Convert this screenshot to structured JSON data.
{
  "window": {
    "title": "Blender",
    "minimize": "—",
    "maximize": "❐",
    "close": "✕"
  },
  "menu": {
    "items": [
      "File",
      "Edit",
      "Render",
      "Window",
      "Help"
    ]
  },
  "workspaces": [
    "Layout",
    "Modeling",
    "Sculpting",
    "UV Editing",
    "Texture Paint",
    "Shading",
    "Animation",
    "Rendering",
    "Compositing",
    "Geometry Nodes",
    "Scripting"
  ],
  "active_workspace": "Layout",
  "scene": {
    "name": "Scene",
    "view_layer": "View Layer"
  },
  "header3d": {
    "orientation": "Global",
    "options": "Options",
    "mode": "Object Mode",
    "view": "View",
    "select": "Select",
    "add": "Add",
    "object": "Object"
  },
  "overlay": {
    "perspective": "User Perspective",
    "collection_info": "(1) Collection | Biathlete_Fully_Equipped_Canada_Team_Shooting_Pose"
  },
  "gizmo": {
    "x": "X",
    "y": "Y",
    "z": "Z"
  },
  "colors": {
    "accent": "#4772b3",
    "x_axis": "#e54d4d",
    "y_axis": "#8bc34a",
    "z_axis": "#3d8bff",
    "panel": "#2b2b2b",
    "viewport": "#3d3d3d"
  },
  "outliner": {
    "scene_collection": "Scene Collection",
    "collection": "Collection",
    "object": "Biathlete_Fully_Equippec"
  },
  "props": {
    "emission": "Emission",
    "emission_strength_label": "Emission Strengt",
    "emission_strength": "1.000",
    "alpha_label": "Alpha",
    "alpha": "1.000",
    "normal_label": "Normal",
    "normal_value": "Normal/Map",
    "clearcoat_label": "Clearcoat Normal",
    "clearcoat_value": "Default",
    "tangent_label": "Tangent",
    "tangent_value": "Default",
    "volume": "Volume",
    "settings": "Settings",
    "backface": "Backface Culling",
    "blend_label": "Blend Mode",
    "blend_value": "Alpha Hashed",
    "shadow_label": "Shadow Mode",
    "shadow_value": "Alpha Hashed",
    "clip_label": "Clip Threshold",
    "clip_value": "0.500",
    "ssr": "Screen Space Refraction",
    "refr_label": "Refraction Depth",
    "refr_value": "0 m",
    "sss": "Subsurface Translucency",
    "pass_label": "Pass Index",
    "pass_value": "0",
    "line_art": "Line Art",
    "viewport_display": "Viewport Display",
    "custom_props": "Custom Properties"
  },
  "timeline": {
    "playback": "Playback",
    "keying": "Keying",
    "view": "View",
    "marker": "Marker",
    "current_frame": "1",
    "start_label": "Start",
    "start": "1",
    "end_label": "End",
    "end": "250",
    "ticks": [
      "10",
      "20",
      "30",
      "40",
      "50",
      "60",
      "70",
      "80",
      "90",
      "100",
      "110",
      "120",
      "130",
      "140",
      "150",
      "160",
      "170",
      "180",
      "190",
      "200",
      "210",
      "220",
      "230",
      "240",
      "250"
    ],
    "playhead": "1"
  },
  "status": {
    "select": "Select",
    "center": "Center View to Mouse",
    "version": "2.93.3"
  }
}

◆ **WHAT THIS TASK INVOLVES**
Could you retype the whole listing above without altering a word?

◆ **RESULT OF THIS EXERCISE**
Convert this screenshot to structured JSON data.
{
  "window": {
    "title": "Blender",
    "minimize": "—",
    "maximize": "❐",
    "close": "✕"
  },
  "menu": {
    "items": [
      "File",
      "Edit",
      "Render",
      "Window",
      "Help"
    ]
  },
  "workspaces": [
    "Layout",
    "Modeling",
    "Sculpting",
    "UV Editing",
    "Texture Paint",
    "Shading",
    "Animation",
    "Rendering",
    "Compositing",
    "Geometry Nodes",
    "Scripting"
  ],
  "active_workspace": "Layout",
  "scene": {
    "name": "Scene",
    "view_layer": "View Layer"
  },
  "header3d": {
    "orientation": "Global",
    "options": "Options",
    "mode": "Object Mode",
    "view": "View",
    "select": "Select",
    "add": "Add",
    "object": "Object"
  },
  "overlay": {
    "perspective": "User Perspective",
    "collection_info": "(1) Collection | Biathlete_Fully_Equipped_Canada_Team_Shooting_Pose"
  },
  "gizmo": {
    "x": "X",
    "y": "Y",
    "z": "Z"
  },
  "colors": {
    "accent": "#4772b3",
    "x_axis": "#e54d4d",
    "y_axis": "#8bc34a",
    "z_axis": "#3d8bff",
    "panel": "#2b2b2b",
    "viewport": "#3d3d3d"
  },
  "outliner": {
    "scene_collection": "Scene Collection",
    "collection": "Collection",
    "object": "Biathlete_Fully_Equippec"
  },
  "props": {
    "emission": "Emission",
    "emission_strength_label": "Emission Strengt",
    "emission_strength": "1.000",
    "alpha_label": "Alpha",
    "alpha": "1.000",
    "normal_label": "Normal",
    "normal_value": "Normal/Map",
    "clearcoat_label": "Clearcoat Normal",
    "clearcoat_value": "Default",
    "tangent_label": "Tangent",
    "tangent_value": "Default",
    "volume": "Volume",
    "settings": "Settings",
    "backface": "Backface Culling",
    "blend_label": "Blend Mode",
    "blend_value": "Alpha Hashed",
    "shadow_label": "Shadow Mode",
    "shadow_value": "Alpha Hashed",
    "clip_label": "Clip Threshold",
    "clip_value": "0.500",
    "ssr": "Screen Space Refraction",
    "refr_label": "Refraction Depth",
    "refr_value": "0 m",
    "sss": "Subsurface Translucency",
    "pass_label": "Pass Index",
    "pass_value": "0",
    "line_art": "Line Art",
    "viewport_display": "Viewport Display",
    "custom_props": "Custom Properties"
  },
  "timeline": {
    "playback": "Playback",
    "keying": "Keying",
    "view": "View",
    "marker": "Marker",
    "current_frame": "1",
    "start_label": "Start",
    "start": "1",
    "end_label": "End",
    "end": "250",
    "ticks": [
      "10",
      "20",
      "30",
      "40",
      "50",
      "60",
      "70",
      "80",
      "90",
      "100",
      "110",
      "120",
      "130",
      "140",
      "150",
      "160",
      "170",
      "180",
      "190",
      "200",
      "210",
      "220",
      "230",
      "240",
      "250"
    ],
    "playhead": "1"
  },
  "status": {
    "select": "Select",
    "center": "Center View to Mouse",
    "version": "2.93.3"
  }
}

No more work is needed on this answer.